Where No Man Has Gone Before.
Well, not exactly. There have been many models of the big E in many different scales.
But in studio scale?
Not many models would come bigger.
The Studio Scale Enterprise is over 11.25 feet long.
That’s 141 inches in length, 60 inches in width, and about 36 inches high.
I’m building the pilot and production versions for myself. I’m thinking of offering build-ups, kits wouldn’t be very realistic since the price would be in the 5 figures. Of course build-ups will be far more than a kit, such things are very expensive and time consuming to make. As I will show you in future posts.
How do you start such a project?
You start with drawings and reference.
Years ago I found Alan Sinclair’s drawings.
Those were great, I was so happy somebody made something of the Big E available. They were in a file format I could use(Autocad) So I used those as a base.
After many years of working my way around the hobby. I finally got to see the drawings that were the basis of models such as the Master Replicas 1/350 Scale E.
And was disappointed.
This is not a knock against the guy(Gary Kerr) that created the drawings. He did his job very well, so well he got truly accurate drawings of the original studio model.
Now studio models are not perfect, in fact they are as far from perfect as you can get. They are meant to look good on screen, and that’s it. They are made on a budget, and a deadline. There is no time to get things perfect, most studio models will never meet the perception of the viewer. The E is no exception to this.
As you can see, this side of the ship wasn’t meant to be seen. Which I hope makes my point.

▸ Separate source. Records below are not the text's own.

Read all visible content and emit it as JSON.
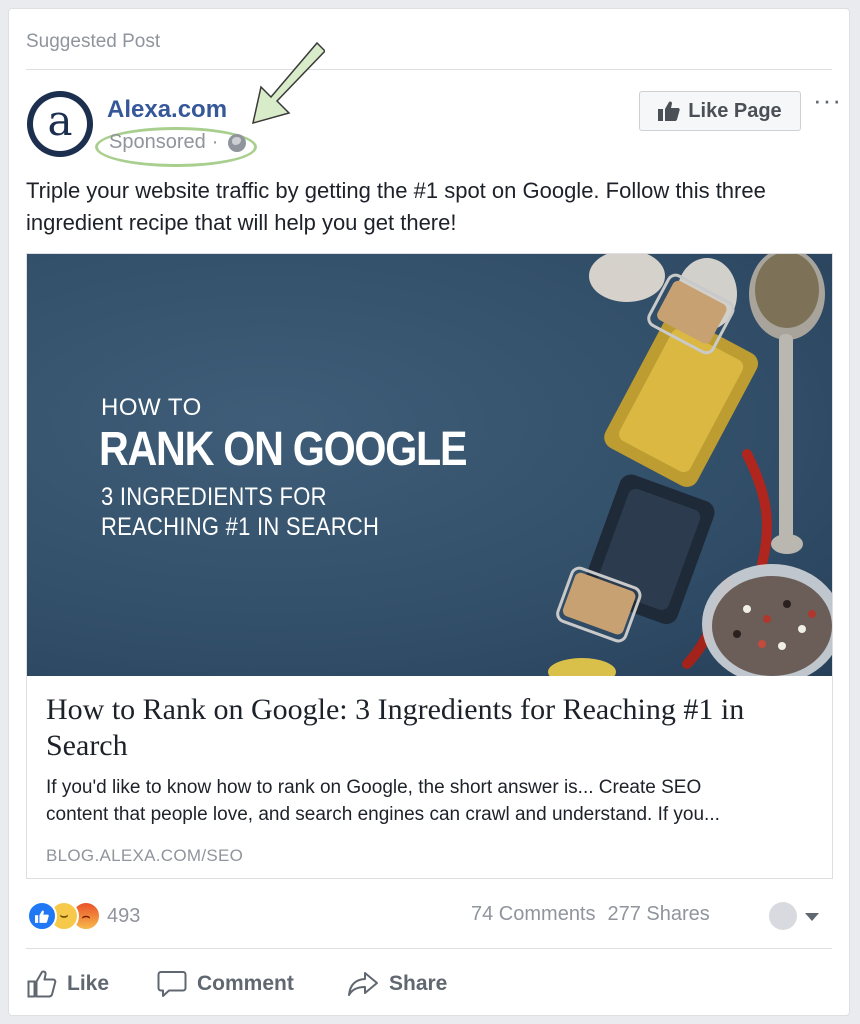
{
  "header": {
    "suggested_label": "Suggested Post"
  },
  "post": {
    "page_name": "Alexa.com",
    "avatar_letter": "a",
    "sponsored_label": "Sponsored",
    "sponsored_separator": "·",
    "like_page_label": "Like Page",
    "more_label": "···",
    "text": "Triple your website traffic by getting the #1 spot on Google. Follow this three ingredient recipe that will help you get there!"
  },
  "link": {
    "image": {
      "line1": "HOW TO",
      "line2": "RANK ON GOOGLE",
      "line3": "3 INGREDIENTS FOR",
      "line4": "REACHING #1 IN SEARCH"
    },
    "title": "How to Rank on Google: 3 Ingredients for Reaching #1 in Search",
    "description_line1": "If you'd like to know how to rank on Google, the short answer is... Create SEO",
    "description_line2": "content that people love, and search engines can crawl and understand. If you...",
    "domain": "BLOG.ALEXA.COM/SEO"
  },
  "stats": {
    "reactions_count": "493",
    "comments": "74 Comments",
    "shares": "277 Shares"
  },
  "actions": {
    "like_label": "Like",
    "comment_label": "Comment",
    "share_label": "Share"
  },
  "colors": {
    "brand_link": "#365899",
    "secondary_text": "#90949c",
    "annotation_green": "#a8cf8e",
    "like_blue": "#2078f4",
    "hero_bg": "#33506a"
  }
}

I did a comparison to the Sinclair drawings. Are what I would call eyeball close, I’m sorry I can’t post the comparisons. I wish I could but I’m sworn to keep the drawings out of the pubic eye. I have no problem with that, because such things are people’s lively hood. If we as modelers want more models in the future, then it’s best to leave such things to those who produce models.
What I can show you is a hybrid of each of these drawings along with my tweaks to make things meet my perception of the E.
These are not done, but it does give an idea of where start this process.
As far reference goes, there is a lot of helpful stuff out there. But I wouldn’t go by the restored(re-imagined) E at the Smithsonian. The differences are very stark-
Same model different paint jobs.
Sadly the lower pic is the Big E in her current state. Which doesn’t meet my perception of the Enterprise(it doesn’t meet a lot people’s perception), it’s not only a bad paint job, but it fails one other aspect. It’s not what people saw on the show, that was the biggest mistake. I consider it thumb in the eye of Trekkies everywhere, for at the very least the most iconic ship/model in all of science fiction was treated with such little respect. The ship should be in the state as it was filmed, because of it’s historical place in science fiction.
There is more than just a poor paint job.
This is a composite I made of the accelerator, note the changes made during the restoration. Some will say it’s not a big deal, others like myself consider it a big no-no to do this to such an artifact. I would urge anyone in a position at the Smithsonian, to please do something to restore the ship to it’s original state.
Why did I bring this up? To show that not all reference is credible, and again it’s one’s perception. Do they want to make the ship look like it’s current state? That’s one’s choice, personally I wouldn’t want the extra work.
Now I never said this is going to be accurate model of the E. I would never make such claims with any model, but I do question those that do make such claims. Because you can never have an absolutely accurate model(unless you obtain the original model). Besides these things are all perception, I’m going to spot things you won’t and vice versa.
There is much more to come.